Hundreds of Inland Empire residents gathered for rallies and marches on Saturday in opposition of Donald Trump, who only a day before was inaugurated as 45th President of the United States.
The events, which included a ‘Rally Against Hate’ in San Bernardino and a ‘Inland Resistance’ march in Downtown Ontario, called for collective action against a climate of hate they say has been instigated by the new commander-in-chief.
“The fear is real,” said Inland Congregations United for Change Executive Director Tom Dolan to about 80 people gathered outside the San Bernardino City Unified School District Board of Education building. “We have to go back to work. Let’s resist the hate–the white supremacist structures that throughout history have held our people down.”

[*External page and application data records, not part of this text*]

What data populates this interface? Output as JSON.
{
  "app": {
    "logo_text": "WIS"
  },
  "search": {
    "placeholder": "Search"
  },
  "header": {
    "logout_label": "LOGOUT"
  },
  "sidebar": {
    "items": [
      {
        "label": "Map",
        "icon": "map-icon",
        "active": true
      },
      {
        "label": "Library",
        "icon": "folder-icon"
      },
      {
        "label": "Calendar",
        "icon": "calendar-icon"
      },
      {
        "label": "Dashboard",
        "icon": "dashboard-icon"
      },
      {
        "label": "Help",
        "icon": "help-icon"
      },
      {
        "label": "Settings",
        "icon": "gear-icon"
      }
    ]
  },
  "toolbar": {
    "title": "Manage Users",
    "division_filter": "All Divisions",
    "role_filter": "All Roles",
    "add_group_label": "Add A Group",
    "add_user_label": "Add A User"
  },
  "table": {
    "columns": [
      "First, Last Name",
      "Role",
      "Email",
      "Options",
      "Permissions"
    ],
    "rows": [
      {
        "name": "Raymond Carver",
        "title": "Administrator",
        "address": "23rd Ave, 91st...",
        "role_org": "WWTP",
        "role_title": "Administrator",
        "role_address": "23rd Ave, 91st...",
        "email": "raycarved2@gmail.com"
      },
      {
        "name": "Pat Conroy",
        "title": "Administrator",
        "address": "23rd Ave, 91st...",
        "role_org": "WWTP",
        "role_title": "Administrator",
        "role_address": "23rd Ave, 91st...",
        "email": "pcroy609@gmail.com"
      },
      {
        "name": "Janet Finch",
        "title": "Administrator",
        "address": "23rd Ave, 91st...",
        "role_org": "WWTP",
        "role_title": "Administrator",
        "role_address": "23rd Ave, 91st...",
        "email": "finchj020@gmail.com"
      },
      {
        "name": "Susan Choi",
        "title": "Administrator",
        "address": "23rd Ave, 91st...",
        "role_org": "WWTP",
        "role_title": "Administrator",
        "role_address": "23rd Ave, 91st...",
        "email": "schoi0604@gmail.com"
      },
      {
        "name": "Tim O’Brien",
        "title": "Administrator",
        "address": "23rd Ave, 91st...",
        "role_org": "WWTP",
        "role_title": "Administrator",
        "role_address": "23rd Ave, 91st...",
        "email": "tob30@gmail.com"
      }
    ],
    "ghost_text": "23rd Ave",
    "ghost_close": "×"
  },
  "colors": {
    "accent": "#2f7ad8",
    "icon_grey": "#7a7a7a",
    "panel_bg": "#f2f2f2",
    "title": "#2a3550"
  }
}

Whereas millions across the U.S. and world held rallies and demonstrations to alert Trump of their resistance, immigrant rights organizers, environmentalists, and educators in the Inland Empire focused on domestic plans that may alleviate community concerns of mass deportations and civil rights violations.
San Bernardino City Unified School District Superintendent Dr. Dale Marsden and board member Abigail Medina spoke on a recent resolution they championed to make district campuses ‘safe zones’. The resolution emphasizes the district’s commitment to providing safe learning environments to every student, regardless of immigration status, ethnicity, race, religion, or sexual orientation, among other categories, according to a press statement.
Medina urged families to join the united effort to defend the rights of all students.
“It’s about unity,” she said. “It is about providing opportunities, regardless of where they come from.”
In Ontario, people gathered outside City Hall to urge councilmembers to declare the area a sanctuary city. Advocates say the decision, which would provide legal protections to undocumented immigrants, can serve as a model for the rest of the region.
Nonetheless, some immigrants believe striving for long term solutions will provide more stability.
“We have to push for more permanent solutions for our community,” said Inland Empire Immigrant Youth Coalition member Zahian Vidal, 17. “It’s important for us to get our voices heard and be an example for others that want to contribute to making the world a safe and better place.”
Steve Lopez, 42, of Chino participated in the rally and march in Ontario because he believes it’s “common sense.”
“People are being fooled by this con artist,” Lopez said of Trump. “They should know better.”
The former gang member is convinced that change can only come from within struggling communities, such as Chino, Ontario, and San Bernardino, and not from self-absorbed leadership.
“I used to gang bang here, only to shoot at my own people,” he said. “I thought I was doing something, but I was lost. Now I’m here fighting for people’s rights. We need to fight for justice.”
Rosalind Bresnahan of San Bernardino said she protested on Saturday to fight against Trump’s anti-minority and autocratic agenda.
“Trump said he was going to drain the swamp,” expressed Bresnahan on the President’s promise to rid Washington D.C. of bureaucratic corruption. “He’s doing the exact opposite of what he’s telling his supporters. We have to build a movement of resistance.”